■ PROBLEM DESCRIPTION
Without the pictures, output all of the data exactly.

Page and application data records
────────
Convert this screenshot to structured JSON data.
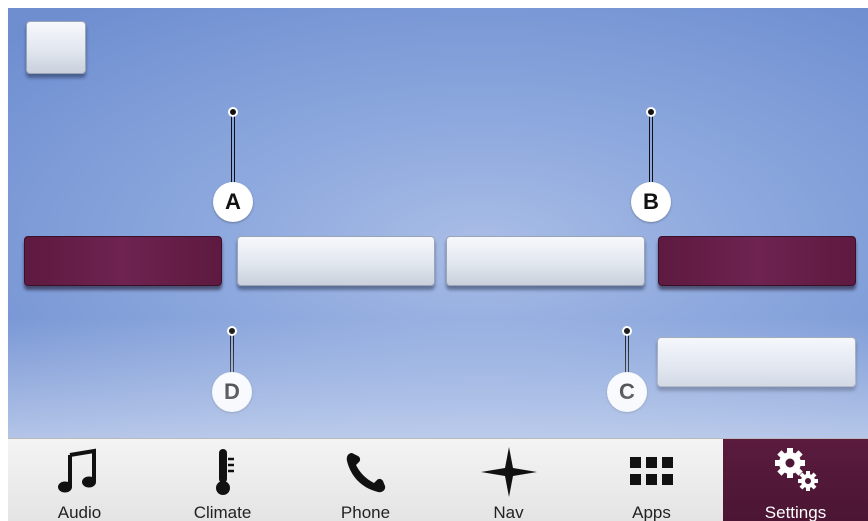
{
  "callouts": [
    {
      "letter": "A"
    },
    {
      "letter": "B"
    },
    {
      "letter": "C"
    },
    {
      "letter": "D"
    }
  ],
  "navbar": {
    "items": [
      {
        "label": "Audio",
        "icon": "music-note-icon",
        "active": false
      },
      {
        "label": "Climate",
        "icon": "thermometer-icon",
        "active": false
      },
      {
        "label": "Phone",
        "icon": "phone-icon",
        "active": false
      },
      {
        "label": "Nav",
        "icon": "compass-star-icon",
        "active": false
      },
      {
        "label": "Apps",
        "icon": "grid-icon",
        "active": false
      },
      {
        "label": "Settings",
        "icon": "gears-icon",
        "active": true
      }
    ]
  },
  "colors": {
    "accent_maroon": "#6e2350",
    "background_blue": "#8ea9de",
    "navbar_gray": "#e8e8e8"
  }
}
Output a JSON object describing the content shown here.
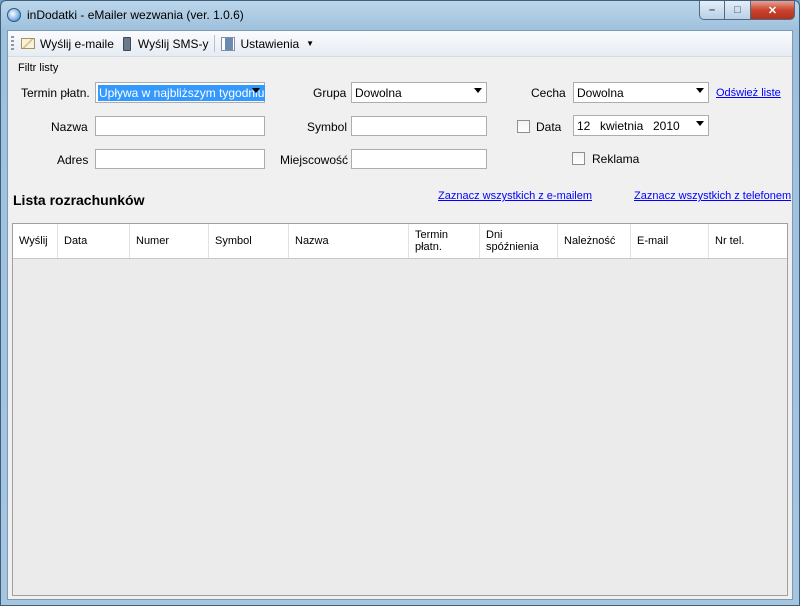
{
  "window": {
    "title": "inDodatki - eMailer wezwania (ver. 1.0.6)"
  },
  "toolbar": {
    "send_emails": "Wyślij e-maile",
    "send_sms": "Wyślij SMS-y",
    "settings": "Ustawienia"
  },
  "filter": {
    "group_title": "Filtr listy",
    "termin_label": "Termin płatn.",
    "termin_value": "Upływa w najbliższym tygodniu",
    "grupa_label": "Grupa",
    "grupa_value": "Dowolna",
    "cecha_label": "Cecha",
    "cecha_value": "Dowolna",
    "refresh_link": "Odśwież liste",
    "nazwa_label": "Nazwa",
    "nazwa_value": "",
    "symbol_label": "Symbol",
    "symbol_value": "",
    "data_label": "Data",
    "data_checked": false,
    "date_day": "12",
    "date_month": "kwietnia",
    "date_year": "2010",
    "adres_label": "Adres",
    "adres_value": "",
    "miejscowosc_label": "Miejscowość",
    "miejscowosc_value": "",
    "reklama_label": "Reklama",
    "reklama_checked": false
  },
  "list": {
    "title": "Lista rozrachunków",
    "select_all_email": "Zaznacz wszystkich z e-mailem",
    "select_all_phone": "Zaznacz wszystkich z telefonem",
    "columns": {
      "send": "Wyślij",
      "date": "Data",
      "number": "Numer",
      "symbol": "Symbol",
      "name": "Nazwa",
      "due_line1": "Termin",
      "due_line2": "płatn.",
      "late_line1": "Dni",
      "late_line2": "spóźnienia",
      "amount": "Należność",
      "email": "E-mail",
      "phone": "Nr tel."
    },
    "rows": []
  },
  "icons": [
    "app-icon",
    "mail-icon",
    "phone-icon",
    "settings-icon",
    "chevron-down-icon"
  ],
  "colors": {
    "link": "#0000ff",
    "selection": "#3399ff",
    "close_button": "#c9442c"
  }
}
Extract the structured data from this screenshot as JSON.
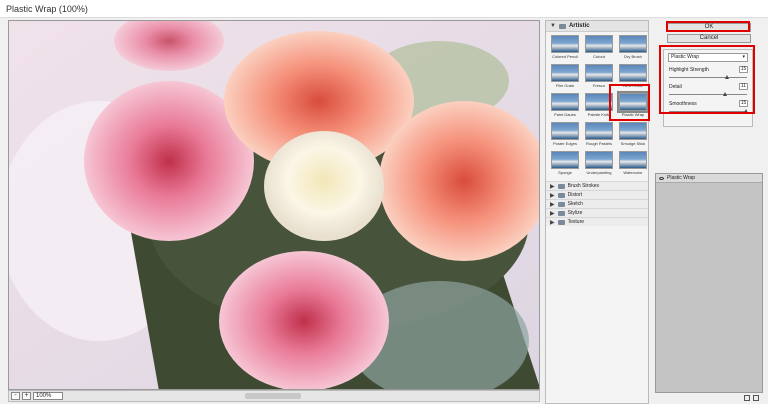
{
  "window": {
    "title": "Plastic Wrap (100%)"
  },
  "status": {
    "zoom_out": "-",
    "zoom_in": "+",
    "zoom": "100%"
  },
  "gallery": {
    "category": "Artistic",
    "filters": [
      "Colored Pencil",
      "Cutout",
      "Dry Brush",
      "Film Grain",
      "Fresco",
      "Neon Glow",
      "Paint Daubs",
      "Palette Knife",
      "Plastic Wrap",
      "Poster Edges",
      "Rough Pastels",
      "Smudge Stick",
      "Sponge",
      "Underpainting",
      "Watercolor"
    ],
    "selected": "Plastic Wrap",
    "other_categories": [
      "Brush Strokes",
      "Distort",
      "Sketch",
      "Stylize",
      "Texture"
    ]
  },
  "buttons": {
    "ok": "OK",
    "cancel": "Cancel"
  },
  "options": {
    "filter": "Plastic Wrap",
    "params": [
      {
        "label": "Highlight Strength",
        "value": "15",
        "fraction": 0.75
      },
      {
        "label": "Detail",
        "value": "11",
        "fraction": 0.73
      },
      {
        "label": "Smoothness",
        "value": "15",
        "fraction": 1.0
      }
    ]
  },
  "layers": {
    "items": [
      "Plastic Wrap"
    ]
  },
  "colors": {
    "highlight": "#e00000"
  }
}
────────
■ ANSWER TO THE EXERCISE
Convert this screenshot to structured JSON data.
{
  "callouts": [
    {
      "letter": "A"
    },
    {
      "letter": "B"
    },
    {
      "letter": "C"
    },
    {
      "letter": "D"
    }
  ],
  "navbar": {
    "items": [
      {
        "label": "Audio",
        "icon": "music-note-icon",
        "active": false
      },
      {
        "label": "Climate",
        "icon": "thermometer-icon",
        "active": false
      },
      {
        "label": "Phone",
        "icon": "phone-icon",
        "active": false
      },
      {
        "label": "Nav",
        "icon": "compass-star-icon",
        "active": false
      },
      {
        "label": "Apps",
        "icon": "grid-icon",
        "active": false
      },
      {
        "label": "Settings",
        "icon": "gears-icon",
        "active": true
      }
    ]
  },
  "colors": {
    "accent_maroon": "#6e2350",
    "background_blue": "#8ea9de",
    "navbar_gray": "#e8e8e8"
  }
}
Output a JSON object describing the content shown here.
{
  "window": {
    "title": "inDodatki - eMailer wezwania (ver. 1.0.6)"
  },
  "toolbar": {
    "send_emails": "Wyślij e-maile",
    "send_sms": "Wyślij SMS-y",
    "settings": "Ustawienia"
  },
  "filter": {
    "group_title": "Filtr listy",
    "termin_label": "Termin płatn.",
    "termin_value": "Upływa w najbliższym tygodniu",
    "grupa_label": "Grupa",
    "grupa_value": "Dowolna",
    "cecha_label": "Cecha",
    "cecha_value": "Dowolna",
    "refresh_link": "Odśwież liste",
    "nazwa_label": "Nazwa",
    "nazwa_value": "",
    "symbol_label": "Symbol",
    "symbol_value": "",
    "data_label": "Data",
    "data_checked": false,
    "date_day": "12",
    "date_month": "kwietnia",
    "date_year": "2010",
    "adres_label": "Adres",
    "adres_value": "",
    "miejscowosc_label": "Miejscowość",
    "miejscowosc_value": "",
    "reklama_label": "Reklama",
    "reklama_checked": false
  },
  "list": {
    "title": "Lista rozrachunków",
    "select_all_email": "Zaznacz wszystkich z e-mailem",
    "select_all_phone": "Zaznacz wszystkich z telefonem",
    "columns": {
      "send": "Wyślij",
      "date": "Data",
      "number": "Numer",
      "symbol": "Symbol",
      "name": "Nazwa",
      "due_line1": "Termin",
      "due_line2": "płatn.",
      "late_line1": "Dni",
      "late_line2": "spóźnienia",
      "amount": "Należność",
      "email": "E-mail",
      "phone": "Nr tel."
    },
    "rows": []
  },
  "icons": [
    "app-icon",
    "mail-icon",
    "phone-icon",
    "settings-icon",
    "chevron-down-icon"
  ],
  "colors": {
    "link": "#0000ff",
    "selection": "#3399ff",
    "close_button": "#c9442c"
  }
}
Extract the structured data from this screenshot as JSON.
{
  "window": {
    "title": "Plastic Wrap (100%)"
  },
  "status": {
    "zoom_out": "-",
    "zoom_in": "+",
    "zoom": "100%"
  },
  "gallery": {
    "category": "Artistic",
    "filters": [
      "Colored Pencil",
      "Cutout",
      "Dry Brush",
      "Film Grain",
      "Fresco",
      "Neon Glow",
      "Paint Daubs",
      "Palette Knife",
      "Plastic Wrap",
      "Poster Edges",
      "Rough Pastels",
      "Smudge Stick",
      "Sponge",
      "Underpainting",
      "Watercolor"
    ],
    "selected": "Plastic Wrap",
    "other_categories": [
      "Brush Strokes",
      "Distort",
      "Sketch",
      "Stylize",
      "Texture"
    ]
  },
  "buttons": {
    "ok": "OK",
    "cancel": "Cancel"
  },
  "options": {
    "filter": "Plastic Wrap",
    "params": [
      {
        "label": "Highlight Strength",
        "value": "15",
        "fraction": 0.75
      },
      {
        "label": "Detail",
        "value": "11",
        "fraction": 0.73
      },
      {
        "label": "Smoothness",
        "value": "15",
        "fraction": 1.0
      }
    ]
  },
  "layers": {
    "items": [
      "Plastic Wrap"
    ]
  },
  "colors": {
    "highlight": "#e00000"
  }
}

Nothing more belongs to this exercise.